(EXCERPTED DATA begins)

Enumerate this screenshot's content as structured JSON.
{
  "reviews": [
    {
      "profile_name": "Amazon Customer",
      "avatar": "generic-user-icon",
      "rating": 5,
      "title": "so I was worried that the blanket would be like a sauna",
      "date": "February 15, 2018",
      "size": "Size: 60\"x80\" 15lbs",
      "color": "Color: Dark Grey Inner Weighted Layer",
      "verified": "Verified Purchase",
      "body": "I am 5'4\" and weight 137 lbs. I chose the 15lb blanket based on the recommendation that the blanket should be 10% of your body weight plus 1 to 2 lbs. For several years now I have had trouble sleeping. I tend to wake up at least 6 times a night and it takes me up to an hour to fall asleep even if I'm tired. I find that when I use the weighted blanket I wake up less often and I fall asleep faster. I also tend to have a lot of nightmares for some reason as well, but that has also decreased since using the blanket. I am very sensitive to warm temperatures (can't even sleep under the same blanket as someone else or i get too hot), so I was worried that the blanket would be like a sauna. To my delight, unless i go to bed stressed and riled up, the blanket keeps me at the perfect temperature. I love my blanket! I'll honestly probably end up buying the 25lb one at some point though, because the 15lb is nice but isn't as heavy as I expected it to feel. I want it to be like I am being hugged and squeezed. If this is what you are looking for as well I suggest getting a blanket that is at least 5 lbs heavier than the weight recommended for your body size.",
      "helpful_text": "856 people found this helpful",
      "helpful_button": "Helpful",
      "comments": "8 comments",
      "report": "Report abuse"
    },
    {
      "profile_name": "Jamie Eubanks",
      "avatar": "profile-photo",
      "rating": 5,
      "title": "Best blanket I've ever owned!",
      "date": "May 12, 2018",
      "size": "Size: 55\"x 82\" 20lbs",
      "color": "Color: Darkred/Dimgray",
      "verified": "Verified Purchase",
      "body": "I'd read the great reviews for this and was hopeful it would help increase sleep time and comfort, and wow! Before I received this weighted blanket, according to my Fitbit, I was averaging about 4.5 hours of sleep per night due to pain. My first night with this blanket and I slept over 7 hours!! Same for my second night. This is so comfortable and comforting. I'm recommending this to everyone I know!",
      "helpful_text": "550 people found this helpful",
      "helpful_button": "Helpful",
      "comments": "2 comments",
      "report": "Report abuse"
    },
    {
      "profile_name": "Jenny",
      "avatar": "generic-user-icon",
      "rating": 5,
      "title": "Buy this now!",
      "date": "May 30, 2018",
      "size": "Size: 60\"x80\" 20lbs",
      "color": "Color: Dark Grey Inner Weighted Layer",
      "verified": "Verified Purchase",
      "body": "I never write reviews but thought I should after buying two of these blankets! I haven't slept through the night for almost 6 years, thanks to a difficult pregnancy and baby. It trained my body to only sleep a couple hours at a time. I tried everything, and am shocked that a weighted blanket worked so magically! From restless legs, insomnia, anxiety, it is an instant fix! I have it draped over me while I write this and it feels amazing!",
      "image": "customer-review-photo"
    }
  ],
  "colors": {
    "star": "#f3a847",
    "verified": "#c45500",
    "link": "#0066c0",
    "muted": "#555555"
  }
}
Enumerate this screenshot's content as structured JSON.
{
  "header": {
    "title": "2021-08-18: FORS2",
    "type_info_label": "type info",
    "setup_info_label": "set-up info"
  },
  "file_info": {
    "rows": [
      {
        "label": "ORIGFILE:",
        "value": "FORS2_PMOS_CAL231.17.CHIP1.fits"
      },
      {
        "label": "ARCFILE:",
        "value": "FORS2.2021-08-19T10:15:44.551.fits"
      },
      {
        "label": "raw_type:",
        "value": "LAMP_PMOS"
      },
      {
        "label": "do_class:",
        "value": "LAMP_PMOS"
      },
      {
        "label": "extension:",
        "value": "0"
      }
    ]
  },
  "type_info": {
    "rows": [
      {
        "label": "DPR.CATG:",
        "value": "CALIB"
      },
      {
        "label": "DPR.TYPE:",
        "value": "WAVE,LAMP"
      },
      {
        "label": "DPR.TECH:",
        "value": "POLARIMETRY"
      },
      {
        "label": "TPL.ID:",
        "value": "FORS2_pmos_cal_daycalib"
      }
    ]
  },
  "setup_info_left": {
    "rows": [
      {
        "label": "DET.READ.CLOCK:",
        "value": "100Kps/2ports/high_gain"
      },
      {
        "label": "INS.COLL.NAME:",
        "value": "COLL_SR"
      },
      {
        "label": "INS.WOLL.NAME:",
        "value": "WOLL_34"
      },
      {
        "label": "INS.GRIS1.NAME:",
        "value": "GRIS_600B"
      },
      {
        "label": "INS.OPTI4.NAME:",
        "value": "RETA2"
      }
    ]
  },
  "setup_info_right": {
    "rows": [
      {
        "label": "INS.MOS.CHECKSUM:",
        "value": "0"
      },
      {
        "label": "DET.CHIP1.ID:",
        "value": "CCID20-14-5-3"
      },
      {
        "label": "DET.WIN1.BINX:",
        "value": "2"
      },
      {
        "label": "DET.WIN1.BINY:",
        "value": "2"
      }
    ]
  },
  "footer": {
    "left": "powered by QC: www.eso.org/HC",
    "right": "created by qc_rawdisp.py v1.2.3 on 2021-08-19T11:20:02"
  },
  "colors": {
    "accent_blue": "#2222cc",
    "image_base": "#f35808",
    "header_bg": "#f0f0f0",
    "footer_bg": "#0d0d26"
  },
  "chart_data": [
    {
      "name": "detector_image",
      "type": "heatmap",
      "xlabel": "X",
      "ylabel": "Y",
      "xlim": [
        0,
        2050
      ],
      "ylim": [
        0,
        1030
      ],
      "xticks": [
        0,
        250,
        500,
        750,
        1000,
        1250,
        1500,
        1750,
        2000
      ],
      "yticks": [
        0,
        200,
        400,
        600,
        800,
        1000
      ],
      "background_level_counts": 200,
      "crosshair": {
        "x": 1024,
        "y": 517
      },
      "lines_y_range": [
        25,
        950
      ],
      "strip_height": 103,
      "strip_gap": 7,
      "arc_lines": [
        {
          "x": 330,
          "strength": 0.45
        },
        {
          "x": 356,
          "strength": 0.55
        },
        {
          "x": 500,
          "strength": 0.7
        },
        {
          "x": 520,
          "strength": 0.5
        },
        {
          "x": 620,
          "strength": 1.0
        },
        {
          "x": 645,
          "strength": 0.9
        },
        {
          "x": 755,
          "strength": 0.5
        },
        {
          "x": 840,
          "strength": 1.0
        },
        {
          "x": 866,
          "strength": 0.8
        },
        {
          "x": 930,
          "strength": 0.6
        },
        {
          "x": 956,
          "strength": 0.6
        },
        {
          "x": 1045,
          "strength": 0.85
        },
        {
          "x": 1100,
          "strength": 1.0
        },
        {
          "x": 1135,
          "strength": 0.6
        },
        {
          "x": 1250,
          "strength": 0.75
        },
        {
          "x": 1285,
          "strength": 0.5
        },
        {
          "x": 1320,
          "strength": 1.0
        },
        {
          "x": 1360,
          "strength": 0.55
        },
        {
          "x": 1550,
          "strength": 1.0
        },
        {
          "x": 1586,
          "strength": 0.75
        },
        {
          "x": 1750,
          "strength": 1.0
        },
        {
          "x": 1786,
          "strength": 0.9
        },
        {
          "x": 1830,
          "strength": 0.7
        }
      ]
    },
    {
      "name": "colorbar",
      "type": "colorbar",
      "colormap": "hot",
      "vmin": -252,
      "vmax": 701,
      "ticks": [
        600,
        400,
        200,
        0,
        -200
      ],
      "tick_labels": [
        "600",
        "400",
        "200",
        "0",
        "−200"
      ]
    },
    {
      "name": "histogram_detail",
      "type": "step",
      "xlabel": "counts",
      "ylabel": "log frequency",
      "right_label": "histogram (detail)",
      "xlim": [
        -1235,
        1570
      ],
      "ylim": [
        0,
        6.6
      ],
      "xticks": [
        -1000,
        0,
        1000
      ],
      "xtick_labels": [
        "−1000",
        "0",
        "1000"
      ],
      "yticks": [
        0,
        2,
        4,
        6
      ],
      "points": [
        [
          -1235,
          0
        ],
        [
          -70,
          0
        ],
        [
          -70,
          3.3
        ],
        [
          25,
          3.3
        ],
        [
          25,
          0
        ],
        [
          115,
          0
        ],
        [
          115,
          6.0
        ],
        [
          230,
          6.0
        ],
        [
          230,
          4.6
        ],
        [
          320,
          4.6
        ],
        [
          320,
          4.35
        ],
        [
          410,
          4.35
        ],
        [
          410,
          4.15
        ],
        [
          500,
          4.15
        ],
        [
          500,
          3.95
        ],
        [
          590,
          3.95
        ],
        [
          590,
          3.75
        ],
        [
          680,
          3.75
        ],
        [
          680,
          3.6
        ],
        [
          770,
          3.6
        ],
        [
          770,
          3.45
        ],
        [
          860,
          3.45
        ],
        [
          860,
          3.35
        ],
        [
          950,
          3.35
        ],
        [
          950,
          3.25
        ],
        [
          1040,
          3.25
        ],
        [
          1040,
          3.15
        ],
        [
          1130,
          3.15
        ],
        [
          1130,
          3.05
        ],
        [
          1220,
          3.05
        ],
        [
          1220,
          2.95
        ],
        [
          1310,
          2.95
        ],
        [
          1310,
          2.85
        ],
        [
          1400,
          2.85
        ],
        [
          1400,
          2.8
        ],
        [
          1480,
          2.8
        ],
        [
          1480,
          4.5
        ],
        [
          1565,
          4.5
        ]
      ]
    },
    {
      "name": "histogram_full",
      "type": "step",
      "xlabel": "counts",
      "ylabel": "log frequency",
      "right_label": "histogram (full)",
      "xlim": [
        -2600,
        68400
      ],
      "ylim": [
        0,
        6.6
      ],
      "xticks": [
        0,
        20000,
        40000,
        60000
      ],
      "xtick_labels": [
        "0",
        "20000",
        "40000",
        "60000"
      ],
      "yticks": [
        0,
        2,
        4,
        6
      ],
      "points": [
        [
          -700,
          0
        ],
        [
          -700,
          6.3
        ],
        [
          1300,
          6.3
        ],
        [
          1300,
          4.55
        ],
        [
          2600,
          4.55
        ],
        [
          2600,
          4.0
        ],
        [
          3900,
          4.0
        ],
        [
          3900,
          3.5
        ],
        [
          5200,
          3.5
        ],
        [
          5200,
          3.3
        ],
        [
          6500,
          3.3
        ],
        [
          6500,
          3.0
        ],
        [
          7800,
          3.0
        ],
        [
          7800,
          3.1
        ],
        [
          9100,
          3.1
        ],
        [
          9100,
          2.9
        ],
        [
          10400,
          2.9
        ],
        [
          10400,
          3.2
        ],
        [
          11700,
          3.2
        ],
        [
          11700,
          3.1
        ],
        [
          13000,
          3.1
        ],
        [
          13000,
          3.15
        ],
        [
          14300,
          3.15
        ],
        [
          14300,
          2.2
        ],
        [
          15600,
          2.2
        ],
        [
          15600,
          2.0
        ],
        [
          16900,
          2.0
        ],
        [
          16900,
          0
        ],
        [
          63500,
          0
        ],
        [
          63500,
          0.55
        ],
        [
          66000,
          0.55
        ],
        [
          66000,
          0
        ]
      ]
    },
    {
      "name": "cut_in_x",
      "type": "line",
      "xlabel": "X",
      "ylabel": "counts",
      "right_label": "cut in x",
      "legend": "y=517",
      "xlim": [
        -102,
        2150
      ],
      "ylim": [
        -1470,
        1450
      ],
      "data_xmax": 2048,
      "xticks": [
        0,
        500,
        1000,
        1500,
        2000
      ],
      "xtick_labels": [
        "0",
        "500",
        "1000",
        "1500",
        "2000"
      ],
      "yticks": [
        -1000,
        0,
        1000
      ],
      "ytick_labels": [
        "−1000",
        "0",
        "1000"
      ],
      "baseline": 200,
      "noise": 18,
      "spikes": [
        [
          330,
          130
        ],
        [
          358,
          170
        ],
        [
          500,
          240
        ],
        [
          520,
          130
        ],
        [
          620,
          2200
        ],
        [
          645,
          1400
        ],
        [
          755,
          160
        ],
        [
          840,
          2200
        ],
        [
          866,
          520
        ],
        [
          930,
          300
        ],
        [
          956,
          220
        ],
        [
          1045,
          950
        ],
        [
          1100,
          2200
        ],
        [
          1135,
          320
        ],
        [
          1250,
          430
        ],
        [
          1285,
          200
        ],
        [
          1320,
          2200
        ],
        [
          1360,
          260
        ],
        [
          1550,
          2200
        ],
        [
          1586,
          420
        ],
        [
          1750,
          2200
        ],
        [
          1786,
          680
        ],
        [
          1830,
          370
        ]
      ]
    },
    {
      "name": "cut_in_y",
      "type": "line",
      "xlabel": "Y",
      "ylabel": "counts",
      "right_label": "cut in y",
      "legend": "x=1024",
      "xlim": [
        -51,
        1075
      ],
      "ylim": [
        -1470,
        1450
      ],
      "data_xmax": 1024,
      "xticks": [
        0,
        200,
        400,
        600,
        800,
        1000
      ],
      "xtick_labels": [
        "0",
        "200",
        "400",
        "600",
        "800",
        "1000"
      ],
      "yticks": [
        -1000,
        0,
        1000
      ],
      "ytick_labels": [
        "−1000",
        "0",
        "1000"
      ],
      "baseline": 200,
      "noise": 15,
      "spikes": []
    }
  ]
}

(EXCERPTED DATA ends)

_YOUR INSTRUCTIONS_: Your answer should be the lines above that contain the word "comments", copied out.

_EXERCISE RESULT_:
      "comments": "8 comments",
      "comments": "2 comments",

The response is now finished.